## Assignment
For the entries below, count the lines that contain the word "preview" and reply with that number only.

## Supplied records
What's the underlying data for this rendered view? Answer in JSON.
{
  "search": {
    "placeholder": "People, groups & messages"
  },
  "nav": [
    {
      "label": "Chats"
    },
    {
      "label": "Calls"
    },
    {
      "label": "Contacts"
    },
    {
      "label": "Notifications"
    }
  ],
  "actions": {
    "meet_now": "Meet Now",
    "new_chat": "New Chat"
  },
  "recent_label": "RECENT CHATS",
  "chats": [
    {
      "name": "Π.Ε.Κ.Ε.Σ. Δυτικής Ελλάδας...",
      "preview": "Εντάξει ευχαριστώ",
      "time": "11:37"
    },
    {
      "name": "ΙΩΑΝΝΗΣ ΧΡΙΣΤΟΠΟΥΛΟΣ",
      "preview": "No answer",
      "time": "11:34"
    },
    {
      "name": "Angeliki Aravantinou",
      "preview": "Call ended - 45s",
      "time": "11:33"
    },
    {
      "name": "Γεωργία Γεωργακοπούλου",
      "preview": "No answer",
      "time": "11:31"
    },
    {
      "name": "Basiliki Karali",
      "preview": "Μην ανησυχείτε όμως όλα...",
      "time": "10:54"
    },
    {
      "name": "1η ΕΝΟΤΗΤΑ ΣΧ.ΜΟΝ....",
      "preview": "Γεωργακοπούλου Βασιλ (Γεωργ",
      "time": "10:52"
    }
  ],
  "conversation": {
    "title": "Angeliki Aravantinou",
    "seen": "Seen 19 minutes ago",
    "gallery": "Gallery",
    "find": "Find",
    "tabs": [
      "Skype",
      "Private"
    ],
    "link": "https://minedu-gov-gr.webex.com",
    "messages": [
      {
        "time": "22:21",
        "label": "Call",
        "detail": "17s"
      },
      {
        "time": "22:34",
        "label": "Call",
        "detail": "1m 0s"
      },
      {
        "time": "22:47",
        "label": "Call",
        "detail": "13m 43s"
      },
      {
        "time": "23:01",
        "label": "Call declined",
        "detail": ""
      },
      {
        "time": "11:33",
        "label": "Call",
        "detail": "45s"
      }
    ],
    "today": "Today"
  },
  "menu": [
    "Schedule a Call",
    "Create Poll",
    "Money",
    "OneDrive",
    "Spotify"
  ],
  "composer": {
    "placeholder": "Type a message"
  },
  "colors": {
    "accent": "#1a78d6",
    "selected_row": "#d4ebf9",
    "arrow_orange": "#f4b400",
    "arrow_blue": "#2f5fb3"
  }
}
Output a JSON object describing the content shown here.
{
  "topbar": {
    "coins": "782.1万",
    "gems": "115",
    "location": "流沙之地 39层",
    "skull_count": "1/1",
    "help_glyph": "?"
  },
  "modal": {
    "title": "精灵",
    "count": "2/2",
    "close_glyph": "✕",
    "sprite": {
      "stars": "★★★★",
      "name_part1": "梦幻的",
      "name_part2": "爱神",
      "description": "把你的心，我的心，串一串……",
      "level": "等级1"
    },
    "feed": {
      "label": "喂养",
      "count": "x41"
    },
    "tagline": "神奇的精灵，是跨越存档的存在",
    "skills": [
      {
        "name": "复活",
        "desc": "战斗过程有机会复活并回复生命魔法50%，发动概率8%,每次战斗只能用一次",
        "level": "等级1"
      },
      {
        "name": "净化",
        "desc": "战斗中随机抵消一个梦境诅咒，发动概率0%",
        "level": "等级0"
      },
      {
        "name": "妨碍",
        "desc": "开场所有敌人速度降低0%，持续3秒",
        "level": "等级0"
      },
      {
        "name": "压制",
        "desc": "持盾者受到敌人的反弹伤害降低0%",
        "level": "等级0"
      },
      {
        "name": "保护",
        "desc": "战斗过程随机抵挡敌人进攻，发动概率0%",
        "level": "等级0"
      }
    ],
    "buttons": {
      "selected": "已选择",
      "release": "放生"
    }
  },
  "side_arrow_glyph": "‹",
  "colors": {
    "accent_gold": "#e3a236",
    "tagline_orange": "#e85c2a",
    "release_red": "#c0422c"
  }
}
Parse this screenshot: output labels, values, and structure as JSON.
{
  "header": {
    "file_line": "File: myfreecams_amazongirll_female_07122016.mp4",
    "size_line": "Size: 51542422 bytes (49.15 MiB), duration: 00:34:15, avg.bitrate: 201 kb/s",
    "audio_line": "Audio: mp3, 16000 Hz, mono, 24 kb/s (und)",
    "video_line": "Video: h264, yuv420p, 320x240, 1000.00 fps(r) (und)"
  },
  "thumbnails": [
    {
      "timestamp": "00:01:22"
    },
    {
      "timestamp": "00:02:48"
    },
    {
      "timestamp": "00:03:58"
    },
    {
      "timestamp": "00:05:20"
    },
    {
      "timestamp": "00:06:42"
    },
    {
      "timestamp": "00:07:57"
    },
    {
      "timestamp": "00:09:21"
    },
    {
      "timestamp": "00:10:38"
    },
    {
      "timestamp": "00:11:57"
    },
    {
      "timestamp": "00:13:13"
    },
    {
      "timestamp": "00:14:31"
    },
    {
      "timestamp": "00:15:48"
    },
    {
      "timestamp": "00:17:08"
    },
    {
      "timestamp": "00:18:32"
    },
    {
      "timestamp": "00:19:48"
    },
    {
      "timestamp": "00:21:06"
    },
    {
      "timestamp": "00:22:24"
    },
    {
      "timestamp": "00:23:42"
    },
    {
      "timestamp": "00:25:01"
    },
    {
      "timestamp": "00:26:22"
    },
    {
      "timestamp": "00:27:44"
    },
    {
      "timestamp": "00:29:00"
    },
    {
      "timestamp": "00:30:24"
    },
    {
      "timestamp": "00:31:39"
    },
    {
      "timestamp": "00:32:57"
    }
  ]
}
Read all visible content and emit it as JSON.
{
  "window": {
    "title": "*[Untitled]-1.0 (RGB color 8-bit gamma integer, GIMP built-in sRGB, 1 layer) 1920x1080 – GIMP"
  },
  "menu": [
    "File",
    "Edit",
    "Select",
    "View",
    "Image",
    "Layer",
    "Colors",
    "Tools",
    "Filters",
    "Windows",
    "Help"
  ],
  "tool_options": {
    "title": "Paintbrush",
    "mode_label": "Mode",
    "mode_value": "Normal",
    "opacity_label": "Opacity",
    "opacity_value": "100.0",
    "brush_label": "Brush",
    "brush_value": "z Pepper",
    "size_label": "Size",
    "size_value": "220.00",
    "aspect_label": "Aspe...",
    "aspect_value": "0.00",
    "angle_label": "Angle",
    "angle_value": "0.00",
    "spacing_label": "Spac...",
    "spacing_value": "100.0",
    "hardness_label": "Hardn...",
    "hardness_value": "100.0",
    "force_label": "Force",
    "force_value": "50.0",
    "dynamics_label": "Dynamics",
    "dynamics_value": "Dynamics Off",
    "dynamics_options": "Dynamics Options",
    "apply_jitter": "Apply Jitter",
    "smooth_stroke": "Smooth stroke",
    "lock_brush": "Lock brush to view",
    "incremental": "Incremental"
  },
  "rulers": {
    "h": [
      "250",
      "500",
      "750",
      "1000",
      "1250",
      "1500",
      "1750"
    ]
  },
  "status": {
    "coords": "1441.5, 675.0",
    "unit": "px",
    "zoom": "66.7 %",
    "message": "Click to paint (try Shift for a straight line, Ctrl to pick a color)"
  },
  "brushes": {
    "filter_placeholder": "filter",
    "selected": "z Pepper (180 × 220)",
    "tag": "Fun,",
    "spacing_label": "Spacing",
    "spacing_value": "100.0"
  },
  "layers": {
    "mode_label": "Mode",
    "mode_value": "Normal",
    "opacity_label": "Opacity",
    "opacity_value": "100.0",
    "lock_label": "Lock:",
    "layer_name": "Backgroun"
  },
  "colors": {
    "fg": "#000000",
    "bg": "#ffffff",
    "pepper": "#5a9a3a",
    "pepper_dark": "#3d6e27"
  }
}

## Answer
6